We’re also expected to crank out tasks at an equally dense rate. We write, we blog, we work, we construct, we devise, we plan, we toil, we sweat. It seems never enough.
Leo Babauta writes in the Power of Less:
‘ There has never been an age in whick we could get so much done so quickly. (…) There has also never been an age in which we were so stressed by the incredible demands of our lives’.
This rises the question:
Are we really enslaved to productivity?
Let me share a story with you:
Today I listened to the Daily Audio Bible podcast and had a major BFO (a Blinding Flash of the Obvious!) When I heard the story of the people of Israel’s Exodus out of Egypt.
The people of Israel had been enslaved to Pharaoh of Egypt, being forced into labouring daily, building bricks. One day they asked time off to sacrifice to their God. To numb that inclination, Pharaoh let them work even harder.
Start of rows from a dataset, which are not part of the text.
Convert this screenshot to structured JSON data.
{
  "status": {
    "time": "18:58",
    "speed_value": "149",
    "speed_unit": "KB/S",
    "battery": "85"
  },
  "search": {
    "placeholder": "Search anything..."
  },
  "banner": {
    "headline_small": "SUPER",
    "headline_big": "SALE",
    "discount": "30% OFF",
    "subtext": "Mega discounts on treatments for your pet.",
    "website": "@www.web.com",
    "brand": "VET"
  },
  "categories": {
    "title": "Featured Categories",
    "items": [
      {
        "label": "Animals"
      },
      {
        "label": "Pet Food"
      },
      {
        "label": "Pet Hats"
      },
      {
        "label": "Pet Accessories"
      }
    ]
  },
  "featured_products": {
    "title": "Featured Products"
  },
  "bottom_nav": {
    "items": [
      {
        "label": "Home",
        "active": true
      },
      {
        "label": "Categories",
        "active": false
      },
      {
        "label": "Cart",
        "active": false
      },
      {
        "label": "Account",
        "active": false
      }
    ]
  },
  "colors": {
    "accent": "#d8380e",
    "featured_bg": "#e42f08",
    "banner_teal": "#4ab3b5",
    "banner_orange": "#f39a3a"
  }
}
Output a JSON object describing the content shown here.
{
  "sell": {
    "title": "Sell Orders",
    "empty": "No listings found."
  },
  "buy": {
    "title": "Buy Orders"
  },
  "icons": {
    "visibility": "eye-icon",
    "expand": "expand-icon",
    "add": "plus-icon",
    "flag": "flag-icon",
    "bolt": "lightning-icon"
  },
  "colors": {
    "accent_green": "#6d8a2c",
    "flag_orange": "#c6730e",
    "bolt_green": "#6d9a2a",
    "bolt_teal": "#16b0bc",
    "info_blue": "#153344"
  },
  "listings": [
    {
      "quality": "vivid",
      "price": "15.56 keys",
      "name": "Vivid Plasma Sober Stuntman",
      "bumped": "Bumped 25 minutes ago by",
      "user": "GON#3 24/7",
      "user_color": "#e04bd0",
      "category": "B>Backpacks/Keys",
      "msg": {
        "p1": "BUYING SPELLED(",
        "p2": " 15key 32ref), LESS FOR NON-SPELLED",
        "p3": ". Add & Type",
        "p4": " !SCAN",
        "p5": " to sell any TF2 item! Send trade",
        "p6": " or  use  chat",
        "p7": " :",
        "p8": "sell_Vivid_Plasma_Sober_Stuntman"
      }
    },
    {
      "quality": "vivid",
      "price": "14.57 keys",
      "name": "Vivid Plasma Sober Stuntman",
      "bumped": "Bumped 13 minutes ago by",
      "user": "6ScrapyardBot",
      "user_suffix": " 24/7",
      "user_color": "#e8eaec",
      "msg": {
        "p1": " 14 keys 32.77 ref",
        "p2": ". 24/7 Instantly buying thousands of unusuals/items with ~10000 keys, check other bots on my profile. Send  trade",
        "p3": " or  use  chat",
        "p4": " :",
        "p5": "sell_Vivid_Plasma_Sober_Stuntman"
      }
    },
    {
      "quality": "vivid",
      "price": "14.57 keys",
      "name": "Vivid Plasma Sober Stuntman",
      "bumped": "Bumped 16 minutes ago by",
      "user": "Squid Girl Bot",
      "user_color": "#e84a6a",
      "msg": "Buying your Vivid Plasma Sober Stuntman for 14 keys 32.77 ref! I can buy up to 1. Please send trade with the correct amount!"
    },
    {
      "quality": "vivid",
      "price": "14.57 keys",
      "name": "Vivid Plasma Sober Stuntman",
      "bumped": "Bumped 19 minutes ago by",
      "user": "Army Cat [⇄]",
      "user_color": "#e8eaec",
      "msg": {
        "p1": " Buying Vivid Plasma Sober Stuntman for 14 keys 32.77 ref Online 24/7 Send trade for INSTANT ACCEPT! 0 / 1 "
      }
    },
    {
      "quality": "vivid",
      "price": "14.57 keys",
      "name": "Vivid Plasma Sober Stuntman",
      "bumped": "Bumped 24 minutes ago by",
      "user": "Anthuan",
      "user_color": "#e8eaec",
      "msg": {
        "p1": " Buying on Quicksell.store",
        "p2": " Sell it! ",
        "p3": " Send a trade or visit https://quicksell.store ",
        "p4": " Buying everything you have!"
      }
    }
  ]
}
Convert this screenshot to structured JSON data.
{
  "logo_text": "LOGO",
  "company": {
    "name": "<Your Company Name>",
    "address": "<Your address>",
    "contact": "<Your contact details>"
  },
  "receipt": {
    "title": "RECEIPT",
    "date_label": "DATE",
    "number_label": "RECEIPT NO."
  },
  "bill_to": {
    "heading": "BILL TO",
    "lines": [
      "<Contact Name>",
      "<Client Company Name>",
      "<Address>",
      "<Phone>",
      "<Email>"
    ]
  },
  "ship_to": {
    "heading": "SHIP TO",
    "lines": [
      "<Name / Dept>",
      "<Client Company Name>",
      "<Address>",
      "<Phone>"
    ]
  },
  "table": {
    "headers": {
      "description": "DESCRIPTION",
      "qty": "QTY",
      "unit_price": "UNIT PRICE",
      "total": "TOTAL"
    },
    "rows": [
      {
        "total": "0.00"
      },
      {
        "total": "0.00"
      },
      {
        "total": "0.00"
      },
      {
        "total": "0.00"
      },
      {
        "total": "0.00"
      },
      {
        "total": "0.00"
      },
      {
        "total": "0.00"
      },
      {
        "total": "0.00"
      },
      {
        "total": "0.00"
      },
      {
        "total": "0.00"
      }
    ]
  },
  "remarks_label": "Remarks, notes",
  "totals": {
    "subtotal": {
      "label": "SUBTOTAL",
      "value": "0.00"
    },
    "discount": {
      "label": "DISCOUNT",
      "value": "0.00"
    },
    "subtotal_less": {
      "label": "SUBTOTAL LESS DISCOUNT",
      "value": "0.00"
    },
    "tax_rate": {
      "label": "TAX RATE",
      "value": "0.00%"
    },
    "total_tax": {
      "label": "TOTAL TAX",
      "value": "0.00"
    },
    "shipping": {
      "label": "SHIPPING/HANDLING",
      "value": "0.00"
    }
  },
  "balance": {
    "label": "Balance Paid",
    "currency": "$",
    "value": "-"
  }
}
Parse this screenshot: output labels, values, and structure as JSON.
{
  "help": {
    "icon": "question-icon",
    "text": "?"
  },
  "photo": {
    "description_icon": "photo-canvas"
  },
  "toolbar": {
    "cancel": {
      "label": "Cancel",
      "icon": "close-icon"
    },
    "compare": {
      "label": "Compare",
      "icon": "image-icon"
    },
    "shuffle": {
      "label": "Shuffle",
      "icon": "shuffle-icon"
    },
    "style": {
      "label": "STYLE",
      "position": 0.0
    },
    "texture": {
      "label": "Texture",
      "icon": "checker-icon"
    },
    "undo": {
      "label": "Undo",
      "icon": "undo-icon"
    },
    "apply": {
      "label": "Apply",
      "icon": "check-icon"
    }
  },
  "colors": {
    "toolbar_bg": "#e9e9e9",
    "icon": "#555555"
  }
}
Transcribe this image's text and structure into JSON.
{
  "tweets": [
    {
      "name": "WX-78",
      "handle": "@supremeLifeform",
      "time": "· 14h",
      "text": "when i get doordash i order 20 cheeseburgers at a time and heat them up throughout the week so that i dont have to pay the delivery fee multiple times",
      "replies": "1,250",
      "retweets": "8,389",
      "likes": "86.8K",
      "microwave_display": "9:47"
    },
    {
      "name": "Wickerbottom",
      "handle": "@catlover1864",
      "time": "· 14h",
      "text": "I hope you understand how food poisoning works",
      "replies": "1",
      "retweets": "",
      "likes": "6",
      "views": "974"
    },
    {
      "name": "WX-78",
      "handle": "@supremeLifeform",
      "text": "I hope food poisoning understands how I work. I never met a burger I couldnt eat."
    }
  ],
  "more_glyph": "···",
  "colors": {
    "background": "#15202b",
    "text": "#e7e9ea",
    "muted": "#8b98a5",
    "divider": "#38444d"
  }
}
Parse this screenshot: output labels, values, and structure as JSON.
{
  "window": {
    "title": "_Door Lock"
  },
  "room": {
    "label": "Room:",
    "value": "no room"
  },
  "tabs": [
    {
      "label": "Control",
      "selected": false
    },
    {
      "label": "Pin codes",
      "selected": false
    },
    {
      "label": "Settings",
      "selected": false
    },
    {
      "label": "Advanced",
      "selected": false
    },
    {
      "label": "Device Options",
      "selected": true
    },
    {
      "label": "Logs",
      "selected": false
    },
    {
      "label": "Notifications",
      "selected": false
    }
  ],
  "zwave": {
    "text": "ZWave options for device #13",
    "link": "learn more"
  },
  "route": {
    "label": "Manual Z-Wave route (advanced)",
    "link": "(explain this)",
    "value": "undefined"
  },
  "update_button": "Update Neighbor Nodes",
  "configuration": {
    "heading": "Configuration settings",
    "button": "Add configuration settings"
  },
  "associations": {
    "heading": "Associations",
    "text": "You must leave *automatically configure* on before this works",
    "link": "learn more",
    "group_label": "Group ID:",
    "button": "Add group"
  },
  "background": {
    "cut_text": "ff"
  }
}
He decreed that they had to produce even more in less time.
And here was the kicker:’ You shall by no means reduce your number of bricks’, he said.
And isn’t that story not the story of our lives too?
Let’s pretend we are the people of Israel and Pharaoh is our inner slavedriver egging us on to produce more, more, more, every day, by no means reducing our number of bricks, i.e. tasks.
We make resolutions that won’t stick as well as we hoped for; stuck in the rut of productivity. This could be a hope-less life.
But, to quote Jamie Haith of Holy Trinity Brompton church:
‘Rules, regulations, resolutions, they don’t bring hope. We are in need of a Savior, one who is right here and able to save us (…) we need the kindness and love of Jesus’.
So instead of exhausting ourselves on the productivity treadmill we need hope.
‘Hope is not about what isn’t. Hope is always about what isn’t yet.’(www.incourage.me).
Speedily we work on our endless to-do lists or even worse: our heads are crammed with to-do items, what-ifs, someday-maybe’s or fretful busyness. We immerse ourselves in the treadmill of frantic activity, not to — I guess — feel the emptiness of our existence.
My wish for you is to enjoy being productive, in the flow, in the present moment and get to know the One who is the embodiment of hope itself.
Have a hopeful day!